■ WORK TO COMPLETE
Go through the entries and copy each one exactly. Leave none out.

■ PROVIDED DATA
----

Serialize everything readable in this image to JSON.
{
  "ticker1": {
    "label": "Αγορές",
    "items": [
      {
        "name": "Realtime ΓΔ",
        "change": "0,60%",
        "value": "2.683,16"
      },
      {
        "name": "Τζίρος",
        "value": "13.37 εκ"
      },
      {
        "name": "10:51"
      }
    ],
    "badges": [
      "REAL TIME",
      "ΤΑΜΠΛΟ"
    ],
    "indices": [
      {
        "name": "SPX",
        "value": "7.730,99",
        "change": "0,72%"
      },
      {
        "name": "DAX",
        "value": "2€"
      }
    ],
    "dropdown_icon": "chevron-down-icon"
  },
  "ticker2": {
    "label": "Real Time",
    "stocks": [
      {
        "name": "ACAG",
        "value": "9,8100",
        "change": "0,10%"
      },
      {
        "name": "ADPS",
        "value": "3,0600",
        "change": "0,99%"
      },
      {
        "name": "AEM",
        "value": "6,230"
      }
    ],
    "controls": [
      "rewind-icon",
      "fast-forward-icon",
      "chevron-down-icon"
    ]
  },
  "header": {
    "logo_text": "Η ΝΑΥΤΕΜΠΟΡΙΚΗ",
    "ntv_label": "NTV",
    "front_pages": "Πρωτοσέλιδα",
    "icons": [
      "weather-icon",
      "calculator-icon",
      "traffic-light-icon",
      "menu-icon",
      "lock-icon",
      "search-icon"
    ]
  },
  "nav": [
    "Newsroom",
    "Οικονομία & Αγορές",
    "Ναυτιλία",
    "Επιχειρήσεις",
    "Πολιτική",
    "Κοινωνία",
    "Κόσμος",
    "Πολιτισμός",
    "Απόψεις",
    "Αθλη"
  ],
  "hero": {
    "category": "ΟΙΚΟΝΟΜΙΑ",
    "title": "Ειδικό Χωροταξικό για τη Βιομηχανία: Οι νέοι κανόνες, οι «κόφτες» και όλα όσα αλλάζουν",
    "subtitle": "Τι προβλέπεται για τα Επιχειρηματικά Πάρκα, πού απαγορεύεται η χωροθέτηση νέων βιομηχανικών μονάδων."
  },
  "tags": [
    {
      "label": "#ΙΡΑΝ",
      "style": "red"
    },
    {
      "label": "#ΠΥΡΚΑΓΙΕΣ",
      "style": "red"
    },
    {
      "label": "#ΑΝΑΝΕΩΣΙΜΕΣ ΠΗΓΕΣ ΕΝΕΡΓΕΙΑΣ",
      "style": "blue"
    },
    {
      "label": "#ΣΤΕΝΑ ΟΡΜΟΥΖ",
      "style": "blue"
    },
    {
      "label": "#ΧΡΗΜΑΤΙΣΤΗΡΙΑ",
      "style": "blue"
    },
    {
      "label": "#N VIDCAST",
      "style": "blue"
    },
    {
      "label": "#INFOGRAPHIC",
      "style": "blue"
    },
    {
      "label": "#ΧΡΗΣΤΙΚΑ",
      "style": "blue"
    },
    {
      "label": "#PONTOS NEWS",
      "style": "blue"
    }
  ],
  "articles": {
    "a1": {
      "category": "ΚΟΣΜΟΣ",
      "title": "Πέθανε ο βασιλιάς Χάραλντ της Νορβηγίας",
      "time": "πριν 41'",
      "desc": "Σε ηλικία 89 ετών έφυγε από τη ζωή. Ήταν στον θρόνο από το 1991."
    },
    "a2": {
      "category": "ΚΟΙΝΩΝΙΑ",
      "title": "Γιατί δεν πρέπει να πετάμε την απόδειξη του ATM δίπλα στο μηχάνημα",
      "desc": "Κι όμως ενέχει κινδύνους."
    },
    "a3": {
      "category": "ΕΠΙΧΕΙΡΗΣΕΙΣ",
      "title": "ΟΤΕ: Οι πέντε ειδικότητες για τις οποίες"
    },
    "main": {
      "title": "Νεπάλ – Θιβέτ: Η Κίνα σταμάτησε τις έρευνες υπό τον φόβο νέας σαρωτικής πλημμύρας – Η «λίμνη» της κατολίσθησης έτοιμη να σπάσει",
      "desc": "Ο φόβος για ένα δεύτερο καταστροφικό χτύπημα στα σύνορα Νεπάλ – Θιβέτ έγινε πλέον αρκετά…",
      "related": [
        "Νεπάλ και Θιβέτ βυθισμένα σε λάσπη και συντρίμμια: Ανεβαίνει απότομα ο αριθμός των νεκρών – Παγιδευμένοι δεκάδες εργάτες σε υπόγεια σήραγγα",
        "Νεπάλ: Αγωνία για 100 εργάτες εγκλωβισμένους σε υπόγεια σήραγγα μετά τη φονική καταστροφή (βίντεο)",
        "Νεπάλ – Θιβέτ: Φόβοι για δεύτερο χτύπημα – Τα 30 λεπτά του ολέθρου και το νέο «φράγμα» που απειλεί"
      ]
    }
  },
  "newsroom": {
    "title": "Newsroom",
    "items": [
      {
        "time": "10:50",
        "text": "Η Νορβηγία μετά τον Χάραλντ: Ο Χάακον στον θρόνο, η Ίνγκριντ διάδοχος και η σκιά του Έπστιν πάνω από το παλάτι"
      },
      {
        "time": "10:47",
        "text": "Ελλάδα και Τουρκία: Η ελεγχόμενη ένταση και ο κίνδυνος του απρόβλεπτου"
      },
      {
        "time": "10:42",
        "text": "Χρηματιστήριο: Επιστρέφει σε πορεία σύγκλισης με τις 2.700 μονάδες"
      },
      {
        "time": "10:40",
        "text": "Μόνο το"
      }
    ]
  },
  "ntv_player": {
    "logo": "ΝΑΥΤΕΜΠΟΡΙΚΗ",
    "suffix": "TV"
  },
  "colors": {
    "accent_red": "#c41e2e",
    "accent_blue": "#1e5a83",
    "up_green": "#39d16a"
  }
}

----

■ FINISHED EXERCISE
Serialize everything readable in this image to JSON.
{
  "ticker1": {
    "label": "Αγορές",
    "items": [
      {
        "name": "Realtime ΓΔ",
        "change": "0,60%",
        "value": "2.683,16"
      },
      {
        "name": "Τζίρος",
        "value": "13.37 εκ"
      },
      {
        "name": "10:51"
      }
    ],
    "badges": [
      "REAL TIME",
      "ΤΑΜΠΛΟ"
    ],
    "indices": [
      {
        "name": "SPX",
        "value": "7.730,99",
        "change": "0,72%"
      },
      {
        "name": "DAX",
        "value": "2€"
      }
    ],
    "dropdown_icon": "chevron-down-icon"
  },
  "ticker2": {
    "label": "Real Time",
    "stocks": [
      {
        "name": "ACAG",
        "value": "9,8100",
        "change": "0,10%"
      },
      {
        "name": "ADPS",
        "value": "3,0600",
        "change": "0,99%"
      },
      {
        "name": "AEM",
        "value": "6,230"
      }
    ],
    "controls": [
      "rewind-icon",
      "fast-forward-icon",
      "chevron-down-icon"
    ]
  },
  "header": {
    "logo_text": "Η ΝΑΥΤΕΜΠΟΡΙΚΗ",
    "ntv_label": "NTV",
    "front_pages": "Πρωτοσέλιδα",
    "icons": [
      "weather-icon",
      "calculator-icon",
      "traffic-light-icon",
      "menu-icon",
      "lock-icon",
      "search-icon"
    ]
  },
  "nav": [
    "Newsroom",
    "Οικονομία & Αγορές",
    "Ναυτιλία",
    "Επιχειρήσεις",
    "Πολιτική",
    "Κοινωνία",
    "Κόσμος",
    "Πολιτισμός",
    "Απόψεις",
    "Αθλη"
  ],
  "hero": {
    "category": "ΟΙΚΟΝΟΜΙΑ",
    "title": "Ειδικό Χωροταξικό για τη Βιομηχανία: Οι νέοι κανόνες, οι «κόφτες» και όλα όσα αλλάζουν",
    "subtitle": "Τι προβλέπεται για τα Επιχειρηματικά Πάρκα, πού απαγορεύεται η χωροθέτηση νέων βιομηχανικών μονάδων."
  },
  "tags": [
    {
      "label": "#ΙΡΑΝ",
      "style": "red"
    },
    {
      "label": "#ΠΥΡΚΑΓΙΕΣ",
      "style": "red"
    },
    {
      "label": "#ΑΝΑΝΕΩΣΙΜΕΣ ΠΗΓΕΣ ΕΝΕΡΓΕΙΑΣ",
      "style": "blue"
    },
    {
      "label": "#ΣΤΕΝΑ ΟΡΜΟΥΖ",
      "style": "blue"
    },
    {
      "label": "#ΧΡΗΜΑΤΙΣΤΗΡΙΑ",
      "style": "blue"
    },
    {
      "label": "#N VIDCAST",
      "style": "blue"
    },
    {
      "label": "#INFOGRAPHIC",
      "style": "blue"
    },
    {
      "label": "#ΧΡΗΣΤΙΚΑ",
      "style": "blue"
    },
    {
      "label": "#PONTOS NEWS",
      "style": "blue"
    }
  ],
  "articles": {
    "a1": {
      "category": "ΚΟΣΜΟΣ",
      "title": "Πέθανε ο βασιλιάς Χάραλντ της Νορβηγίας",
      "time": "πριν 41'",
      "desc": "Σε ηλικία 89 ετών έφυγε από τη ζωή. Ήταν στον θρόνο από το 1991."
    },
    "a2": {
      "category": "ΚΟΙΝΩΝΙΑ",
      "title": "Γιατί δεν πρέπει να πετάμε την απόδειξη του ATM δίπλα στο μηχάνημα",
      "desc": "Κι όμως ενέχει κινδύνους."
    },
    "a3": {
      "category": "ΕΠΙΧΕΙΡΗΣΕΙΣ",
      "title": "ΟΤΕ: Οι πέντε ειδικότητες για τις οποίες"
    },
    "main": {
      "title": "Νεπάλ – Θιβέτ: Η Κίνα σταμάτησε τις έρευνες υπό τον φόβο νέας σαρωτικής πλημμύρας – Η «λίμνη» της κατολίσθησης έτοιμη να σπάσει",
      "desc": "Ο φόβος για ένα δεύτερο καταστροφικό χτύπημα στα σύνορα Νεπάλ – Θιβέτ έγινε πλέον αρκετά…",
      "related": [
        "Νεπάλ και Θιβέτ βυθισμένα σε λάσπη και συντρίμμια: Ανεβαίνει απότομα ο αριθμός των νεκρών – Παγιδευμένοι δεκάδες εργάτες σε υπόγεια σήραγγα",
        "Νεπάλ: Αγωνία για 100 εργάτες εγκλωβισμένους σε υπόγεια σήραγγα μετά τη φονική καταστροφή (βίντεο)",
        "Νεπάλ – Θιβέτ: Φόβοι για δεύτερο χτύπημα – Τα 30 λεπτά του ολέθρου και το νέο «φράγμα» που απειλεί"
      ]
    }
  },
  "newsroom": {
    "title": "Newsroom",
    "items": [
      {
        "time": "10:50",
        "text": "Η Νορβηγία μετά τον Χάραλντ: Ο Χάακον στον θρόνο, η Ίνγκριντ διάδοχος και η σκιά του Έπστιν πάνω από το παλάτι"
      },
      {
        "time": "10:47",
        "text": "Ελλάδα και Τουρκία: Η ελεγχόμενη ένταση και ο κίνδυνος του απρόβλεπτου"
      },
      {
        "time": "10:42",
        "text": "Χρηματιστήριο: Επιστρέφει σε πορεία σύγκλισης με τις 2.700 μονάδες"
      },
      {
        "time": "10:40",
        "text": "Μόνο το"
      }
    ]
  },
  "ntv_player": {
    "logo": "ΝΑΥΤΕΜΠΟΡΙΚΗ",
    "suffix": "TV"
  },
  "colors": {
    "accent_red": "#c41e2e",
    "accent_blue": "#1e5a83",
    "up_green": "#39d16a"
  }
}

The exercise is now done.